Interface dataset entries:

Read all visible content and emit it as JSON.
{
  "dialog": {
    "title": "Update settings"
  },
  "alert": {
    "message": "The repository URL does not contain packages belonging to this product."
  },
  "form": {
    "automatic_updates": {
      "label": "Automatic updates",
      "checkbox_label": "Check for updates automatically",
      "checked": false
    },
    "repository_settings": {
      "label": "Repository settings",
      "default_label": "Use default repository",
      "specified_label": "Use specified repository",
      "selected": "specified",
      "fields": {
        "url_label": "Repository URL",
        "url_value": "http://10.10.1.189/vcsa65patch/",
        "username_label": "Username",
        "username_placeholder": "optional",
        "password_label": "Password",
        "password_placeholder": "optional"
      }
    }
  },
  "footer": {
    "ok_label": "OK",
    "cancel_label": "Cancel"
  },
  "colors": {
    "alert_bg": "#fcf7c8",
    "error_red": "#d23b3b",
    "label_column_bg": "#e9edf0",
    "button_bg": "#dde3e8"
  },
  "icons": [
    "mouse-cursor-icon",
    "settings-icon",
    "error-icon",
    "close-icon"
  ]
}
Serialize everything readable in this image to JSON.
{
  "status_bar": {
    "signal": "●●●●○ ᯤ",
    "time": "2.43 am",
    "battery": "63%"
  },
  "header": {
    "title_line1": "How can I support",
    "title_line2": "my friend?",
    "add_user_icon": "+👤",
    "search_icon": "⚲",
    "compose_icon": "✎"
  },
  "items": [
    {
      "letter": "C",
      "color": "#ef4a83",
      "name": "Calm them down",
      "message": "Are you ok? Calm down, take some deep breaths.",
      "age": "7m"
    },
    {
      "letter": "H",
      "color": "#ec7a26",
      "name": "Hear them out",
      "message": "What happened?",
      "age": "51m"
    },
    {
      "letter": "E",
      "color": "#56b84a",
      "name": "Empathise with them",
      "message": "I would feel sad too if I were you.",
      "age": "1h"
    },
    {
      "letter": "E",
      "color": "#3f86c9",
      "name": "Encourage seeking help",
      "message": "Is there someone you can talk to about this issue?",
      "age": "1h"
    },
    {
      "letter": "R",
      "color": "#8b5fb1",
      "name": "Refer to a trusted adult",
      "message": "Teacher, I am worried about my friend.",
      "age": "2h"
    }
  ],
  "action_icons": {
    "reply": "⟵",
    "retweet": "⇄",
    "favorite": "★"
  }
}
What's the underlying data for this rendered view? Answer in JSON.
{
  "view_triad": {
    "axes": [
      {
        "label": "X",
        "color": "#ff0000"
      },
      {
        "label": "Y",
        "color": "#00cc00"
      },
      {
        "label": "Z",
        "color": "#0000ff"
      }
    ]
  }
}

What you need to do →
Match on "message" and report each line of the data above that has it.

Solution for this exercise →
    "message": "The repository URL does not contain packages belonging to this product."
      "message": "Are you ok? Calm down, take some deep breaths.",
      "message": "What happened?",
      "message": "I would feel sad too if I were you.",
      "message": "Is there someone you can talk to about this issue?",
      "message": "Teacher, I am worried about my friend.",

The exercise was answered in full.